Aim of the task | The answer must consist of every line in the records below that contains the string "avatar".

Excerpts from an interface dataset:
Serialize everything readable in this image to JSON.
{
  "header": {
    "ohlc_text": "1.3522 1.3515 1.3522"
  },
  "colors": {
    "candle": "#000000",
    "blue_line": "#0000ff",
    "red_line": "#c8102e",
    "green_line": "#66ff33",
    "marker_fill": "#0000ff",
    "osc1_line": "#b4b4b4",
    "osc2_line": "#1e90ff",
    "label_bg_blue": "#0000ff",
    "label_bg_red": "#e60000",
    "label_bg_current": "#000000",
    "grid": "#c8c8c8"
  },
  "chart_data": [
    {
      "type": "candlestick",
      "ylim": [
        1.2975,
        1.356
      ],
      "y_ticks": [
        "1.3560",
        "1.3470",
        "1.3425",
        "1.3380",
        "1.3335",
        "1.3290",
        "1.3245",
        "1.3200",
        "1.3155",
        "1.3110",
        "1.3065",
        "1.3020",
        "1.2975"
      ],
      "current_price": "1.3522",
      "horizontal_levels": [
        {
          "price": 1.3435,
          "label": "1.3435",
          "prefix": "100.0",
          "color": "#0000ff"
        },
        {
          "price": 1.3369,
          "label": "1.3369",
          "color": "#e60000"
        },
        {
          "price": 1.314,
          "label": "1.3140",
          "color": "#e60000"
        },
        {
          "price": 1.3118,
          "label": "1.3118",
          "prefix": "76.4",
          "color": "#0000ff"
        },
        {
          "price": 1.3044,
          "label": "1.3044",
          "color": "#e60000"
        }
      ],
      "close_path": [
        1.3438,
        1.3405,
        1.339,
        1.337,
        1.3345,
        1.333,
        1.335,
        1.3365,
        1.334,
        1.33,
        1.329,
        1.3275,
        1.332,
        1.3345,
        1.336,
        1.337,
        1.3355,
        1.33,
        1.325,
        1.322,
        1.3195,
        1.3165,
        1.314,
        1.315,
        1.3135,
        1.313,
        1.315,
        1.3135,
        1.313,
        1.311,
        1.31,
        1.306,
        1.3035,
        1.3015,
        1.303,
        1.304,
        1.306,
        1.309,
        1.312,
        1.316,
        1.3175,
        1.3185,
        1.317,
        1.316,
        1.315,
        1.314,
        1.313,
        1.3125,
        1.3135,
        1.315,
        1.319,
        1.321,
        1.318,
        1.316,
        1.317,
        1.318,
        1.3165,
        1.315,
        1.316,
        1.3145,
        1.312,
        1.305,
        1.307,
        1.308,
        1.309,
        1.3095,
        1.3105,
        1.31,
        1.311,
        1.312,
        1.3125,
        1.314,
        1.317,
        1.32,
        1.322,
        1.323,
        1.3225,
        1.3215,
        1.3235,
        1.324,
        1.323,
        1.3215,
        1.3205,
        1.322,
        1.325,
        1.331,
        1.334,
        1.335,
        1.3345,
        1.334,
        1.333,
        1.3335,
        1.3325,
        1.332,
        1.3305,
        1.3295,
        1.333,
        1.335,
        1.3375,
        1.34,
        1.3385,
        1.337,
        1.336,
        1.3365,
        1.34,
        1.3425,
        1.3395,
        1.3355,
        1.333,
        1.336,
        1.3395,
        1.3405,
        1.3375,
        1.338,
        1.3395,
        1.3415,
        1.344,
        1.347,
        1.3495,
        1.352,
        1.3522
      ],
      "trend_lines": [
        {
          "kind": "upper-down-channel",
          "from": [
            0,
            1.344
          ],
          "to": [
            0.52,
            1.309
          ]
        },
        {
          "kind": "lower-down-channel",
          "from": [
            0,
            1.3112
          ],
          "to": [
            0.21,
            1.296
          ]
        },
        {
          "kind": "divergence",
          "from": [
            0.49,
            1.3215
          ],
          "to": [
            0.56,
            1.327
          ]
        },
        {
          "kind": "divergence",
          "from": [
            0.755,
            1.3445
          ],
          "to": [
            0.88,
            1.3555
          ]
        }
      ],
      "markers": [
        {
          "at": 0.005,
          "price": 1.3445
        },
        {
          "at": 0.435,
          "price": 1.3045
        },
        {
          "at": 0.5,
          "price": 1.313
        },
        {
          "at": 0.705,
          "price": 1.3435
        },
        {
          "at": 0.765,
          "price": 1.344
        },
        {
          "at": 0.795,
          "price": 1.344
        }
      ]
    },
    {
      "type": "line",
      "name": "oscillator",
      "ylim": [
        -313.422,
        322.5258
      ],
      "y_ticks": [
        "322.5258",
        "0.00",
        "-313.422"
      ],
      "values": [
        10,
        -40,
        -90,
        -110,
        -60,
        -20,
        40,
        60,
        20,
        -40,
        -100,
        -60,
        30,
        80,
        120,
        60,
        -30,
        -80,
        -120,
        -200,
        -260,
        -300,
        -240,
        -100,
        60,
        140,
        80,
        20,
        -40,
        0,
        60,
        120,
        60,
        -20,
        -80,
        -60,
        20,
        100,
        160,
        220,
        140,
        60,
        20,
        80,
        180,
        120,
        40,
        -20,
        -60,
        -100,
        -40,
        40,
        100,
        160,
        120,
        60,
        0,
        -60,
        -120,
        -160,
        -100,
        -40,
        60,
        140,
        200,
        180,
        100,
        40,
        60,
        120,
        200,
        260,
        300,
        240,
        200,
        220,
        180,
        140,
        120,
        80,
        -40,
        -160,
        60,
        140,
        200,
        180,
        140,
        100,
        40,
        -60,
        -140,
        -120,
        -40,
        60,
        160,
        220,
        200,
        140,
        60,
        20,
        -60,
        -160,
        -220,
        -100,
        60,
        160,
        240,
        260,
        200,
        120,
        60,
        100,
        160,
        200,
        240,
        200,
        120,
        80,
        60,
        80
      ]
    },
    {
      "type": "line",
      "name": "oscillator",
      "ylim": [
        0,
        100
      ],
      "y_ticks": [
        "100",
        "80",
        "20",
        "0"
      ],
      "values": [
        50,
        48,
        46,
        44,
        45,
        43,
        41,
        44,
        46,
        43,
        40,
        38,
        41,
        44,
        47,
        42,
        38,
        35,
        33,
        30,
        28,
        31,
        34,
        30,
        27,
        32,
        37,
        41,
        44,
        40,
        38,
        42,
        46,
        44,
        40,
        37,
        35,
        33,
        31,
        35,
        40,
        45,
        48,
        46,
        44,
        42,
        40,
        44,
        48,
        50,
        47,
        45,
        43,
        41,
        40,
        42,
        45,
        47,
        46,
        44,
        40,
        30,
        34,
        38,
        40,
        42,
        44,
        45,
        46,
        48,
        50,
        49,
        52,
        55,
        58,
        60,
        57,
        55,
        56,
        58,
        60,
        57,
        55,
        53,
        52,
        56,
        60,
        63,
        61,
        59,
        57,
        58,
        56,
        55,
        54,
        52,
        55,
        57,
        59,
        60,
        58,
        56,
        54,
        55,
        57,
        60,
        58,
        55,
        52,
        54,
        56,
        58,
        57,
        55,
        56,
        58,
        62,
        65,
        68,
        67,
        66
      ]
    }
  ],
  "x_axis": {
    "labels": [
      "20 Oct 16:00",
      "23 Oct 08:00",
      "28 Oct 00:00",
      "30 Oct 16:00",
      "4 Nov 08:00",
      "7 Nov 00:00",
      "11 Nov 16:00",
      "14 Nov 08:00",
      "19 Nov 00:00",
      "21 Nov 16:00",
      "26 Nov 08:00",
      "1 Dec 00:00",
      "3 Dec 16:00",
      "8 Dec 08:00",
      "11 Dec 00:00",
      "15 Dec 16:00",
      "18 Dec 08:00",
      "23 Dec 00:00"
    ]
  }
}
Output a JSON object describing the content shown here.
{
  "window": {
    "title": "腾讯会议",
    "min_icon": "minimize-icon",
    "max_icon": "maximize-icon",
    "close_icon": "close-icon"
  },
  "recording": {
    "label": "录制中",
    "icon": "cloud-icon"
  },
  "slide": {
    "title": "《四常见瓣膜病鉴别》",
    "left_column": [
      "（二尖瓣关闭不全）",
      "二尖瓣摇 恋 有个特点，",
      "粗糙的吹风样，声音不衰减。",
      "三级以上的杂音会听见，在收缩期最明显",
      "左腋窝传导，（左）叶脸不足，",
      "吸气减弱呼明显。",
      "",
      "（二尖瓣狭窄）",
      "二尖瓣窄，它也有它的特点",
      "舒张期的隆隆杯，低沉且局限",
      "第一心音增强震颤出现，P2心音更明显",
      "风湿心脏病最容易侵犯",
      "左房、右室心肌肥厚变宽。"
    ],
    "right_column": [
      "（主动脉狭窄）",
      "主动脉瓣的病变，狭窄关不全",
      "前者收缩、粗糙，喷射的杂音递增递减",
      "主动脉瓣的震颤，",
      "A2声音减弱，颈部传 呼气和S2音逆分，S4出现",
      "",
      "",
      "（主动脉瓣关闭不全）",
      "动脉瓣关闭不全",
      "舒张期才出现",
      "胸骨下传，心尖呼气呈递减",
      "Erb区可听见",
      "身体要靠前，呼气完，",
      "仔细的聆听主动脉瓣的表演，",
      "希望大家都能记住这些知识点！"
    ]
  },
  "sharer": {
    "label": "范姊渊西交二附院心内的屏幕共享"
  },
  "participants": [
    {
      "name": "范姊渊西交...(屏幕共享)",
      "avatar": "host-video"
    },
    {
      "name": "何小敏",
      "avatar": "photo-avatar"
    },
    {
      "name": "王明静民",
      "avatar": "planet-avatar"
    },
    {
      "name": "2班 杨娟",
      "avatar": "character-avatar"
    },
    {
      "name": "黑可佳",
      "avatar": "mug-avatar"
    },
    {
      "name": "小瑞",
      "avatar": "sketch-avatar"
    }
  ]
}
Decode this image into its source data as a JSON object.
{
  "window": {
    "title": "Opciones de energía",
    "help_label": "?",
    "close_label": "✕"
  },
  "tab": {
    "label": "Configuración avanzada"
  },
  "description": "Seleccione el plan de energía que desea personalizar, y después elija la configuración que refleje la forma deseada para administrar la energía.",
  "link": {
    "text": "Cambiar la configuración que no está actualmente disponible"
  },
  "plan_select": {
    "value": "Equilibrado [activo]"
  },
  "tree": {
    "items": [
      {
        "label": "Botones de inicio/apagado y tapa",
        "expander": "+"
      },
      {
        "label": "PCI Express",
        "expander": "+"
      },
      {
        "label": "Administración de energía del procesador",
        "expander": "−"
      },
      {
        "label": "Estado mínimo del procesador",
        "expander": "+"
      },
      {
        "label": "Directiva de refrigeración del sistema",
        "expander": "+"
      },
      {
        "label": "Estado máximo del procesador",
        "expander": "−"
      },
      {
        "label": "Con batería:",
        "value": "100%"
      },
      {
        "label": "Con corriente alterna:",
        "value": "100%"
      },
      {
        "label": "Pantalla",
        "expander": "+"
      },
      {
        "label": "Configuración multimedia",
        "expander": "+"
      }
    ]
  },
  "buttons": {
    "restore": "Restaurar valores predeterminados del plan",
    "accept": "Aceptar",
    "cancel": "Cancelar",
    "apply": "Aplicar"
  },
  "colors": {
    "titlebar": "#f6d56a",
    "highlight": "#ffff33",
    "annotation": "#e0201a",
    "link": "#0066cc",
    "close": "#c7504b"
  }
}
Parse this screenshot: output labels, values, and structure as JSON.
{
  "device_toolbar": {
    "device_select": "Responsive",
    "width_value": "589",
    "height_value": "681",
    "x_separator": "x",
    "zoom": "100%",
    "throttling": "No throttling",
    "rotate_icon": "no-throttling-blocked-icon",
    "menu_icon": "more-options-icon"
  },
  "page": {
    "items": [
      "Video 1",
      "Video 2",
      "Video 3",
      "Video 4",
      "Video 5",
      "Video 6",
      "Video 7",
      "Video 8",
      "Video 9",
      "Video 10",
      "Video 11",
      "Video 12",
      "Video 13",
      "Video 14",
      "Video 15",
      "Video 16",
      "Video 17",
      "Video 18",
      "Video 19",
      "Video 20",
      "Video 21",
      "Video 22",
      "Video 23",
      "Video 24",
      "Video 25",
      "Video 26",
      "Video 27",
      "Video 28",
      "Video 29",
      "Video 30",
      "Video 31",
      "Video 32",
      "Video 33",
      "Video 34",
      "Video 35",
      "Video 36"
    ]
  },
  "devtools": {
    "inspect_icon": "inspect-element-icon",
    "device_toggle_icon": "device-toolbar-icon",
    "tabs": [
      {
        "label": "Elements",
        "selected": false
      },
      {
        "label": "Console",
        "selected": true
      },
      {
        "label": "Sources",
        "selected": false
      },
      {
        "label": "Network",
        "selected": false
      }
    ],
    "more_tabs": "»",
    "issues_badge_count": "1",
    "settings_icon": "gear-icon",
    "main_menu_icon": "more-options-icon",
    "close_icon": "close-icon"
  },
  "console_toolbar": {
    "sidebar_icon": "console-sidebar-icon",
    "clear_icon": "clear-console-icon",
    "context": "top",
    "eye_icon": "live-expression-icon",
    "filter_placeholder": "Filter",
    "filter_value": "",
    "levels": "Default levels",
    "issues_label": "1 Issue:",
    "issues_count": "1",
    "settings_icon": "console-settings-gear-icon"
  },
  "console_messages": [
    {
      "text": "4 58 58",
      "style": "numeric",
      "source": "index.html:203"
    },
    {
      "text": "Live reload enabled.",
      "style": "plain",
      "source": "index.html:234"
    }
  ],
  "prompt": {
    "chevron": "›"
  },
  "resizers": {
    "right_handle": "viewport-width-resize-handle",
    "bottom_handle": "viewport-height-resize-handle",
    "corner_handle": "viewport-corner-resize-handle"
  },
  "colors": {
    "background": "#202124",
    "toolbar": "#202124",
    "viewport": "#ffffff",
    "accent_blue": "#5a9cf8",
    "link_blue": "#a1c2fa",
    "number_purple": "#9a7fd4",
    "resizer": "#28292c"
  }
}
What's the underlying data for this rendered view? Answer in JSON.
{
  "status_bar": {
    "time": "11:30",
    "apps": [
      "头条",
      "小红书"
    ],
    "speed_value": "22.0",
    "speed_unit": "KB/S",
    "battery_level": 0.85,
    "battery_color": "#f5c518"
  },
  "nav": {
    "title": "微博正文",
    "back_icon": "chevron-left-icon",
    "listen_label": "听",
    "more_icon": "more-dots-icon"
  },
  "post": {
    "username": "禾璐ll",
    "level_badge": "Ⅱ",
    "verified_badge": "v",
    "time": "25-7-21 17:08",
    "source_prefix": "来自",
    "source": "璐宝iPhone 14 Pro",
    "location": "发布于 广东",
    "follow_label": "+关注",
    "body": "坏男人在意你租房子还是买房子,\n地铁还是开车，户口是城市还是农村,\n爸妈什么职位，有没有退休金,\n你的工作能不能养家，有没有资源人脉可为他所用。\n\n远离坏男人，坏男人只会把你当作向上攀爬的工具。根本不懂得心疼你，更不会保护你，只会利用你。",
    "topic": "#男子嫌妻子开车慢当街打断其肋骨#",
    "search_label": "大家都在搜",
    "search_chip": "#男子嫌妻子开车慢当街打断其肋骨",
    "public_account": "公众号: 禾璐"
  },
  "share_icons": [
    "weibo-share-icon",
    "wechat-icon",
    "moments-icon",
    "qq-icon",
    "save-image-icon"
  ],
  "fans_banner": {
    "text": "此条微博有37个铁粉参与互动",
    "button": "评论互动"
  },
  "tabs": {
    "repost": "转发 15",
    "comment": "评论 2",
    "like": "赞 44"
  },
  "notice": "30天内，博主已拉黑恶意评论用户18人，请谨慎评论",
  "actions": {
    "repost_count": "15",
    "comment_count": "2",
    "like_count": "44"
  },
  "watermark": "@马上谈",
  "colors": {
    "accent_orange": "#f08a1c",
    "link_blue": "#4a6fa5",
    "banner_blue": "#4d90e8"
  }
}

Answer to the problem |
      "avatar": "host-video"
      "avatar": "photo-avatar"
      "avatar": "planet-avatar"
      "avatar": "character-avatar"
      "avatar": "mug-avatar"
      "avatar": "sketch-avatar"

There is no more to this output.